> _Your goal_
Locate the string "title" throughout the material and copy every line in which it occurs.

+===+

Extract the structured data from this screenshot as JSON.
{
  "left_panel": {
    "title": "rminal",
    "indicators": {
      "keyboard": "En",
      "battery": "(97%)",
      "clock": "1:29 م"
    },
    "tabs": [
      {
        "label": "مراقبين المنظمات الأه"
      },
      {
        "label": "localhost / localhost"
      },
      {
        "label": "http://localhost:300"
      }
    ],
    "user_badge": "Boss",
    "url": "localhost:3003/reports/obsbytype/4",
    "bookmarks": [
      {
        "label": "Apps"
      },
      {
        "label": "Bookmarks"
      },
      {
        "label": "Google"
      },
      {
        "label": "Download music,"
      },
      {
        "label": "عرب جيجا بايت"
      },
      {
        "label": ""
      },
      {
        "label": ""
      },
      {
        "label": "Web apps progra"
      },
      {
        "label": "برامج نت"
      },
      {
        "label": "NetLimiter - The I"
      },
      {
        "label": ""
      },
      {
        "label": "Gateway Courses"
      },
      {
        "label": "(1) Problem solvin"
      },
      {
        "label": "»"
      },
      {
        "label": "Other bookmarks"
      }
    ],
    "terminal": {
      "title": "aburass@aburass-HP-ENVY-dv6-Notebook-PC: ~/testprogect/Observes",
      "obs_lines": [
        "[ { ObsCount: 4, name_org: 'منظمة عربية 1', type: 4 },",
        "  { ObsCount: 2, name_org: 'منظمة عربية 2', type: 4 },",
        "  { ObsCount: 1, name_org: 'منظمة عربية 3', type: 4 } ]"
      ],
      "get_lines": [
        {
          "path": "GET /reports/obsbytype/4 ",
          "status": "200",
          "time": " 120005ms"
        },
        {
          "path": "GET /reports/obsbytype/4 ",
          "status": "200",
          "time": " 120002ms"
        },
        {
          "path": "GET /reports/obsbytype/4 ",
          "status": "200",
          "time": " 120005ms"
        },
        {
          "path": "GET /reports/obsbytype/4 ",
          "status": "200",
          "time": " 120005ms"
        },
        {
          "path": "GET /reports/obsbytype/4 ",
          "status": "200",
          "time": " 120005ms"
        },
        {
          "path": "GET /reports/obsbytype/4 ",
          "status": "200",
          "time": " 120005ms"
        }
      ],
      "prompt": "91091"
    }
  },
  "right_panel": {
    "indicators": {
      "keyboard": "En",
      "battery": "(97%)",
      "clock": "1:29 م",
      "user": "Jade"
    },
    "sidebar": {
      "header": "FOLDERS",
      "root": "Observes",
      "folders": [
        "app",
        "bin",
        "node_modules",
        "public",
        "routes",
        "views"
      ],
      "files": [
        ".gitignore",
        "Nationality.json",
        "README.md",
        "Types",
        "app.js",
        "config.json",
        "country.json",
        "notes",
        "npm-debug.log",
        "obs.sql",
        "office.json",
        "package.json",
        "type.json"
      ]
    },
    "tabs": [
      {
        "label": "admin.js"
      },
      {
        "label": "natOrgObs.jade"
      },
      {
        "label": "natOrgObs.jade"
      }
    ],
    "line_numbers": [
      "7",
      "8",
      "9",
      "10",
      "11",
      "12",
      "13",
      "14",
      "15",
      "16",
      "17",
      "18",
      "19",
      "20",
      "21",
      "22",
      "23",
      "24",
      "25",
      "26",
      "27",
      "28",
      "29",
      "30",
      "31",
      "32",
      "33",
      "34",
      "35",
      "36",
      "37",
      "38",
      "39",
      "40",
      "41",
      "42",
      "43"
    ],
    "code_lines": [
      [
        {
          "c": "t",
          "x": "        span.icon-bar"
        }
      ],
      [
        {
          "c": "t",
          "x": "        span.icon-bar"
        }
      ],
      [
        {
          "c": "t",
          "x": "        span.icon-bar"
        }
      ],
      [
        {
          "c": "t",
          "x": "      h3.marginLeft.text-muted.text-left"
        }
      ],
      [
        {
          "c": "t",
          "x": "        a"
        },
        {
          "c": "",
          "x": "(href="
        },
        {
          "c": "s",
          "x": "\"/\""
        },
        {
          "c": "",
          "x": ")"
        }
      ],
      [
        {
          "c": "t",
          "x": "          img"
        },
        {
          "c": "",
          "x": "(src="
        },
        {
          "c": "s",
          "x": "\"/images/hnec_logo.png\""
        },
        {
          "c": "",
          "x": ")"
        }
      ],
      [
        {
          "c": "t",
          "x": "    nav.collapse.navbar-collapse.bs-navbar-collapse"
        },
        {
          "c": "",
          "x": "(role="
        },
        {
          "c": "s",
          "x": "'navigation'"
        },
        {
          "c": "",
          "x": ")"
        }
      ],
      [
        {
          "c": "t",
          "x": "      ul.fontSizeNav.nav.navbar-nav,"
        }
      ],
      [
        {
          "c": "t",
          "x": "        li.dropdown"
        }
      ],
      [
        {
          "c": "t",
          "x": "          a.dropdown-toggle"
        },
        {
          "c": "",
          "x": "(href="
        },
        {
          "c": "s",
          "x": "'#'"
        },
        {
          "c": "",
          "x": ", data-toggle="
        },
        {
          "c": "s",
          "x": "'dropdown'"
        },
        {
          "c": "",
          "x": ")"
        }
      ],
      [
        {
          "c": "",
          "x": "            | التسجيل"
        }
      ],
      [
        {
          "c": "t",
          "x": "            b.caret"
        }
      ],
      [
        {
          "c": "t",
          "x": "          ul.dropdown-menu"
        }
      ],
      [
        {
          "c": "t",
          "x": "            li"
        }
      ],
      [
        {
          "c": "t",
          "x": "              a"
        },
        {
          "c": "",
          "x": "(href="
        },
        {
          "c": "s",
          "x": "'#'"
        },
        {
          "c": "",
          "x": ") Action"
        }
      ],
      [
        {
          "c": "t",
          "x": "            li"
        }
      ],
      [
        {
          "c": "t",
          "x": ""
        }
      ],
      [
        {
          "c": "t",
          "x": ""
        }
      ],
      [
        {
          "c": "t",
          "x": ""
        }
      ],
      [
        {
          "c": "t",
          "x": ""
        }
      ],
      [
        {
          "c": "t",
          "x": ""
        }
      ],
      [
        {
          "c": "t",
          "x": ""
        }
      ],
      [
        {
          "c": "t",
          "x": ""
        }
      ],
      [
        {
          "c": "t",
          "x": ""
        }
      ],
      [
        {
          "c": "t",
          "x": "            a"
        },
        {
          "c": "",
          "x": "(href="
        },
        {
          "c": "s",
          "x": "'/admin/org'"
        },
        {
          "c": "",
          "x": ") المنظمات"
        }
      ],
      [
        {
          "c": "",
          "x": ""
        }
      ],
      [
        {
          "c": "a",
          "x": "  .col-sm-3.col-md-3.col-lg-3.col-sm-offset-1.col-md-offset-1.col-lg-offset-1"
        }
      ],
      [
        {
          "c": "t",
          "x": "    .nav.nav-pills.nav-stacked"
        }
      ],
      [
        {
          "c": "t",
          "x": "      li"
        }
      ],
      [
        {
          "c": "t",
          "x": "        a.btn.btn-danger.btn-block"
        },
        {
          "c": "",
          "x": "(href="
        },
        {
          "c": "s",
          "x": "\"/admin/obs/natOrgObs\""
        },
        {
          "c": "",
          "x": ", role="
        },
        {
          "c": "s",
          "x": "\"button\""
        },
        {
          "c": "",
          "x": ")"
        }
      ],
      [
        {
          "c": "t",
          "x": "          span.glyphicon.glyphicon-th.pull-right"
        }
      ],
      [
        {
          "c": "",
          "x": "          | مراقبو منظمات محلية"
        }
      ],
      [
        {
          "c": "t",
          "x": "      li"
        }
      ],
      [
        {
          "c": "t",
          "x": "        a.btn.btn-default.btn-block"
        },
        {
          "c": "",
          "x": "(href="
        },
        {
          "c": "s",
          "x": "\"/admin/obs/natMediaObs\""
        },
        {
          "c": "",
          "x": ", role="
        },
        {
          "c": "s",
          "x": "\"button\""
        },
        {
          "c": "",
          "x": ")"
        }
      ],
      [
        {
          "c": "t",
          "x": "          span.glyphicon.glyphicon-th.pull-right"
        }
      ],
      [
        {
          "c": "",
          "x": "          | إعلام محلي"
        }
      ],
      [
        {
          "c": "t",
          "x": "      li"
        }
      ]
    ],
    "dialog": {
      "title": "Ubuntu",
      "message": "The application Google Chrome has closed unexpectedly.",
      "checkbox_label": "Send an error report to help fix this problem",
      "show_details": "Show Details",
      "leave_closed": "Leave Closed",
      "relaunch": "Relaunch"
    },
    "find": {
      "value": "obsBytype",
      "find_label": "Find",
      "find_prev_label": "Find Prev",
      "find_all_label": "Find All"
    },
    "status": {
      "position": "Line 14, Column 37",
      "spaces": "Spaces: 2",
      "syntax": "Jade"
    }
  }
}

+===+

> _Result of the task_
    "title": "rminal",
      "title": "aburass@aburass-HP-ENVY-dv6-Notebook-PC: ~/testprogect/Observes",
      "title": "Ubuntu",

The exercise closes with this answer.